Lost in the outcry over the Cannes Jury’s decision last night to give its top two prizes to movies that have either divided or enraged critics has been the happy fact that Silicon Valley’s Hooli CEO Gavin Belson, known in the world of reality as Matt Ross, also won a major directing prize at the festival. Ross’s film, Captain Fantastic, is a crowd-pleasing cross between The Swiss Family Robinson and Little Miss Sunshine for a Bernie Sanders era. It’s about progressive super-dad Ben (a very beard-y Viggo Mortensen), who’s raising his six incredibly attractive and precocious kids off the grid in a yurt in rural Washington. They hunt as a rite of passage, do running drills up hills, get quizzed on the Constitution and Marx, and are completely cut off from cell phones and televisions, until they find out that their bipolar mother has killed herself, and they must re-enter the modern world to attend her funeral. And somehow, with that premise, it manages to be the kind of movie that leaves you grinning while walking out of the theater; at both Sundance, where it debuted, and Cannes it got lengthy standing ovations. It also won Ross the Best Director prize for Cannes’s Un Certain Regard competition for first- and second-time filmmakers. (Ross’s first feature was 2012’s 28 Hotel Rooms.)
The most amazing thing about Captain Fantastic may be the shock of seeing Ross at Q&As and thinking, The guy with Gavin Belson’s face directed this? I agree with Variety’s Peter Debruge that this movie is so assured and arresting in its ability to incite excitement that it could “pass for a fourth or fifth feature.” Plus, it’s fascinating just how directly in conflict the movie’s anti-capitalist themes of mountain men versus corporate drones are with Ross’s character on Silicon Valley, who would make corporate drones of all of us if he could, and then meditate.
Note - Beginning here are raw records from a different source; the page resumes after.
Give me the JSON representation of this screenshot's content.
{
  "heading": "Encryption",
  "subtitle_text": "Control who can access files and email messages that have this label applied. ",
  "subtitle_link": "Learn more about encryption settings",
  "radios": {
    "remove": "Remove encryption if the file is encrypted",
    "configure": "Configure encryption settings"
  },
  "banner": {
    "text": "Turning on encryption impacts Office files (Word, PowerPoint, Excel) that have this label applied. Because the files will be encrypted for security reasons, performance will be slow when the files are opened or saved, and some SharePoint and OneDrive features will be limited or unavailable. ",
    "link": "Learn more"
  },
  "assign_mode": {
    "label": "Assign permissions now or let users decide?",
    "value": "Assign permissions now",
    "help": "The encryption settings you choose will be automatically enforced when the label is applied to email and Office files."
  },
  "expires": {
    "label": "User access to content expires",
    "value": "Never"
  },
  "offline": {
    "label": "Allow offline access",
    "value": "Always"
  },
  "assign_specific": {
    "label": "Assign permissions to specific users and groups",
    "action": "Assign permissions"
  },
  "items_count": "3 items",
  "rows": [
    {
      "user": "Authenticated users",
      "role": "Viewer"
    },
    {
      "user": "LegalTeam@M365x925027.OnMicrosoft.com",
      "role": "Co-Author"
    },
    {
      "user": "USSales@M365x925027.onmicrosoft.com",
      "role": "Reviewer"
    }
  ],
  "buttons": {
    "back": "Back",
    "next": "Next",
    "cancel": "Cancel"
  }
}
Ross wrote Captain Fantastic years before signing on for Silicon Valley, so it’s not a reaction to the HBO show’s world. Ross made his first short film in 1997, so, he says, “It’s a coincidence, frankly, that I happen to be on a show that’s as successful at the same time that this is happening.” He sees the movie as being less about his childhood than about his current reality as a father (“the movie was a way for me to construct or contextualize or dramatize questions I have about being a parent, and frankly, about being a man,” he says), though he concedes that he did grow up living on various communes his mother started. During summers, they lived in a tepee, which is featured in the movie. And like the Fantastic family, Ross actually does celebrate Noam Chomsky day, which is a holiday he invented. In the movie, Mortensen’s Ben marks the occasion by giving the older kids hunting weapons and the 6-year-old who asked about the birds and the bees a copy of The Joy of Sex.
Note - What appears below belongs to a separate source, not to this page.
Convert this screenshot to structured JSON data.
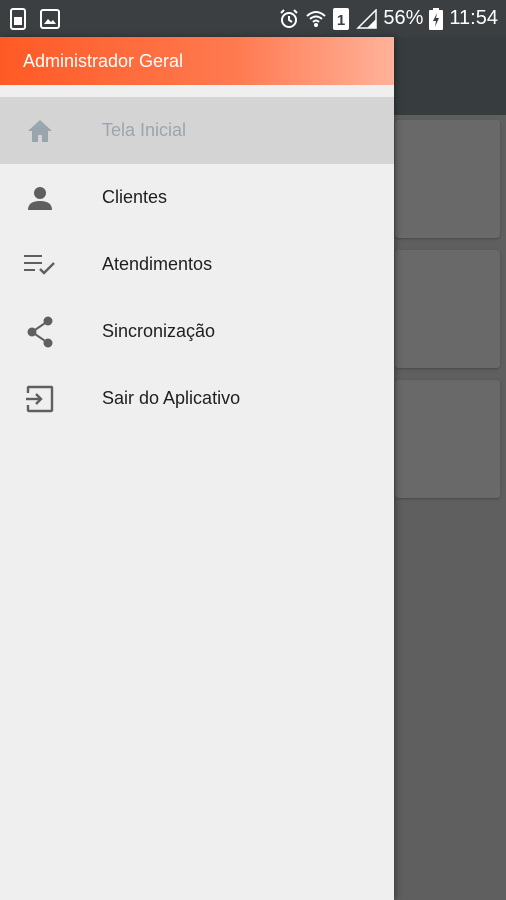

Ross’s trip to get back to Cannes to claim his prize in a lot of ways mirrors the school bus trek Ben and his brood of hippie kids take to bury his wife and their mother. Like most people who have movies at the fest, Ross left town after it had screened and took his kids, who go to a French-American school in the States, to Paris for the first time. “I think we had all just eaten a pastry and then we were at this costume museum and we got a phone call to come back,” says Ross. The call was vague, just that the movie was going to win something and they’d like him to be present. “It was out of a bad movie, frankly, we were running back to our Airbnb and packing four people, clothes everywhere, jumped in a cab, raced to the airport, which actually wound up being the wrong airport.” They got to Cannes just as the ceremony was starting, and had to jump out of a car in their dresses and tuxes and run five blocks to the Palais because traffic was so bad. Ross had been sure it would be an acting prize for Mortensen, “which I would love to happen because I think he’s brilliant in the film,” he says. “But winning the directing award was, for me, about as special as anything I would’ve hoped for.”